> [Task to carry out]: Looking at the entries, how many lines hold the word "caption"? State the number by itself.

[Opening Information shown section]

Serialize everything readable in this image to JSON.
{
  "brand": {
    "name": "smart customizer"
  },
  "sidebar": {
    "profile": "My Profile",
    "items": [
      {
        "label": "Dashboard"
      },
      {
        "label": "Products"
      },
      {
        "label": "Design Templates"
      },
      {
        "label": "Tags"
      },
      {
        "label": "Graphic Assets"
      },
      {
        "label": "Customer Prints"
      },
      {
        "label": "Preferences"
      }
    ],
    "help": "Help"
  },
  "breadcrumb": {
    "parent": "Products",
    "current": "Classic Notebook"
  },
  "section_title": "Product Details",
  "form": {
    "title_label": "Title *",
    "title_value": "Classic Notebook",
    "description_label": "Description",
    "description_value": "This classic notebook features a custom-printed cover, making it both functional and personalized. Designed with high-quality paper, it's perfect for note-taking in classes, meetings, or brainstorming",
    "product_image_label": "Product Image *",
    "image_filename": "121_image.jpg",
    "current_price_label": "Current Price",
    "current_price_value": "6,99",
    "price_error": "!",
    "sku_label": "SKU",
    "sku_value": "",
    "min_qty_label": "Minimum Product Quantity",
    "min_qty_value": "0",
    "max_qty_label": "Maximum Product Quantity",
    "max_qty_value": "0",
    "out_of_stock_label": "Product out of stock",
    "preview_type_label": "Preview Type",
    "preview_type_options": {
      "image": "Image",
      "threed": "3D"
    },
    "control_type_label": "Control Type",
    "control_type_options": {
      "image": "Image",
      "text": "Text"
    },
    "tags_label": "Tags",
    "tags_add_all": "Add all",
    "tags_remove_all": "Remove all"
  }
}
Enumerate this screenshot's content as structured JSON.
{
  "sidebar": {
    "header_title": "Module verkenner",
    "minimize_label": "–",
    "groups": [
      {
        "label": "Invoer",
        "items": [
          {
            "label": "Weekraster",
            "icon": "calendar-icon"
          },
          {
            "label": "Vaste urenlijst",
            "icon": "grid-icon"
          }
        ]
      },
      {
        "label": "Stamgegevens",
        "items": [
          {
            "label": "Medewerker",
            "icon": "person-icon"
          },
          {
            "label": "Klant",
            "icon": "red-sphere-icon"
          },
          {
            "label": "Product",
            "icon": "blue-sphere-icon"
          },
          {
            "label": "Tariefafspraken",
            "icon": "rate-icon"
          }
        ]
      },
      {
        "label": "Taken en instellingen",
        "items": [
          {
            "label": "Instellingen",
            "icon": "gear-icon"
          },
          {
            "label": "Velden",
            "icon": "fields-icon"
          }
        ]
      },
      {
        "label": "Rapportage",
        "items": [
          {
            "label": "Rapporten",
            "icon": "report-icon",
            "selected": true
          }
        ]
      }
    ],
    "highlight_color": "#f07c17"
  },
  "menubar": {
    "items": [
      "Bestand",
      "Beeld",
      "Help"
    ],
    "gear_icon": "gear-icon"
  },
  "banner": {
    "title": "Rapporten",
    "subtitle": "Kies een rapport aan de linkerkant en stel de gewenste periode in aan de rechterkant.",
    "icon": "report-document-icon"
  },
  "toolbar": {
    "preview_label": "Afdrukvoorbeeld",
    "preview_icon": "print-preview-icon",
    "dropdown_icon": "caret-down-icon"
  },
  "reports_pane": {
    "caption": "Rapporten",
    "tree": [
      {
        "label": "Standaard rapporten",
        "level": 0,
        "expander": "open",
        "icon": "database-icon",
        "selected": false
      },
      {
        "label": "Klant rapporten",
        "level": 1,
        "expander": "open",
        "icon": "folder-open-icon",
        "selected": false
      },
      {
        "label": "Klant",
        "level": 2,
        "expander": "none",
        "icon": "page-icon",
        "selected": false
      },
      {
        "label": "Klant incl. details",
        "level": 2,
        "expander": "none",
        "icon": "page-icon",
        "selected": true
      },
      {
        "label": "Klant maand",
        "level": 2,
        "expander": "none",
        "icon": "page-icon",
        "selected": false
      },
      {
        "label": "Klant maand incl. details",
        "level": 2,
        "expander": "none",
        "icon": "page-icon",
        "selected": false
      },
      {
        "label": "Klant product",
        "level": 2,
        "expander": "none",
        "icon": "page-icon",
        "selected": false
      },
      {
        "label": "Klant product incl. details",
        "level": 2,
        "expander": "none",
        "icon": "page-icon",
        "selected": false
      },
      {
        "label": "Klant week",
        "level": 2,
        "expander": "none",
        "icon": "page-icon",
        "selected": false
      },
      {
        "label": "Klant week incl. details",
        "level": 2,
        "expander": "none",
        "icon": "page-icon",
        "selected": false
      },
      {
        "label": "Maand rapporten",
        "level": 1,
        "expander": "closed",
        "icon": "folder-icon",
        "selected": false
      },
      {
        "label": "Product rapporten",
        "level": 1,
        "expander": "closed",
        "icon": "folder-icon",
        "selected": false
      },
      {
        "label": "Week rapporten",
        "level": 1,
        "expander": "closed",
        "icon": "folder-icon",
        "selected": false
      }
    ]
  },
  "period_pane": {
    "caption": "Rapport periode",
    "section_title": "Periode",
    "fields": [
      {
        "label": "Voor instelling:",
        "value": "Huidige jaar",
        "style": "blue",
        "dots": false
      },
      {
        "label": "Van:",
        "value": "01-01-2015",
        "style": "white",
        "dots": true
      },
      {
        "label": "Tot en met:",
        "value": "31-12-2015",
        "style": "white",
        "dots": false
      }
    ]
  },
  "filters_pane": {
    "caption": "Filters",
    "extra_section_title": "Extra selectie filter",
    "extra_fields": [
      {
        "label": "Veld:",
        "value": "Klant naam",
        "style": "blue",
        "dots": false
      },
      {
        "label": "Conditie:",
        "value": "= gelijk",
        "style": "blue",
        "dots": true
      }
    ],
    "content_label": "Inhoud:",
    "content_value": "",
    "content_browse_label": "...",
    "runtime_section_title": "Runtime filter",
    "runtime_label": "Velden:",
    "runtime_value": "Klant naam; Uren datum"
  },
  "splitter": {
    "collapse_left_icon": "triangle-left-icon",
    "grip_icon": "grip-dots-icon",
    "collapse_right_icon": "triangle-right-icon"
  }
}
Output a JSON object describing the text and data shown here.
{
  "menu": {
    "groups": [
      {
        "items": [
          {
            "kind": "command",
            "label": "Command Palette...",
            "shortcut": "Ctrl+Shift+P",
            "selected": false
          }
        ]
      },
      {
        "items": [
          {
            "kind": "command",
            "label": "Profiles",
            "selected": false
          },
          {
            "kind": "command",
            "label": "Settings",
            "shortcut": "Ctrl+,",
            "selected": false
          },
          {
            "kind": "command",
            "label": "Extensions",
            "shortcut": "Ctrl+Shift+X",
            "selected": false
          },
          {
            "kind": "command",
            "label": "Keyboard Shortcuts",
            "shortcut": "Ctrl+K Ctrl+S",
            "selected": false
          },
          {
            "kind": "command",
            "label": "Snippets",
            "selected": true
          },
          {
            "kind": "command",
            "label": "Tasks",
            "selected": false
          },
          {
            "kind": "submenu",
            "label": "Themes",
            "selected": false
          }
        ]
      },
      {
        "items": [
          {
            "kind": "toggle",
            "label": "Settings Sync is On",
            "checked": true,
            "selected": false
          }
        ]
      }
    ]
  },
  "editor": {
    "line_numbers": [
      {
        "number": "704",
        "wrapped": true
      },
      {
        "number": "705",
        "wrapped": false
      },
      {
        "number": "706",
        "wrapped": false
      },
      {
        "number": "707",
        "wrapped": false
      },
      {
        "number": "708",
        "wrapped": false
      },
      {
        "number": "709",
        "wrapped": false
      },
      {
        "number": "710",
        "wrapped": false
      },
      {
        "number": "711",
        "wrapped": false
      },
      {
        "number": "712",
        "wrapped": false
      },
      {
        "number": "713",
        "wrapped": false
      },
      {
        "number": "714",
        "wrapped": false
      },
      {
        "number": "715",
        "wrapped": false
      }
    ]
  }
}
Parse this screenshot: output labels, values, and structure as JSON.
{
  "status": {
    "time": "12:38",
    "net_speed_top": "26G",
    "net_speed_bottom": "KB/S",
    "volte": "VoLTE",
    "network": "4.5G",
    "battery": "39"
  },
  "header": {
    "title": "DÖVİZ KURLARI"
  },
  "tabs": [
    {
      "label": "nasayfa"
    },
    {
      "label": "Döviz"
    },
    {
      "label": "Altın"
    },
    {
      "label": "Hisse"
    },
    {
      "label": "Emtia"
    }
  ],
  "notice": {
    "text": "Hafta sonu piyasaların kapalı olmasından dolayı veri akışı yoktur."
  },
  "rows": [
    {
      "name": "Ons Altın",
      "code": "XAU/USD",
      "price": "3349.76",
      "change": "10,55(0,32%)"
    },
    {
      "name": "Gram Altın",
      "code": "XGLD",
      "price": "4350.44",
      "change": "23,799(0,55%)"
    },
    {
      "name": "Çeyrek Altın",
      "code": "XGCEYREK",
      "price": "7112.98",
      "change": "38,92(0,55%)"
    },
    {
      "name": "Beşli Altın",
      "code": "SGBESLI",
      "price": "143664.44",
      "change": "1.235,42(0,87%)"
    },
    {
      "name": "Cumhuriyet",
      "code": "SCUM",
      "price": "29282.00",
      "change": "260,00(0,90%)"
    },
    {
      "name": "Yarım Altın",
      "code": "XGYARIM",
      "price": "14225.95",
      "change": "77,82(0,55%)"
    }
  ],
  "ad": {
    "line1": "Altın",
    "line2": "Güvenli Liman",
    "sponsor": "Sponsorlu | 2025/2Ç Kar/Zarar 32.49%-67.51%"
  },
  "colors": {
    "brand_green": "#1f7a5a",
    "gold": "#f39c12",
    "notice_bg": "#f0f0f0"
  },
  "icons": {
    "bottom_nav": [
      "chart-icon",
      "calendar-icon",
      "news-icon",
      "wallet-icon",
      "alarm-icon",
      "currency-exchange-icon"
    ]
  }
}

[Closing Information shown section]

> [Your response]: 3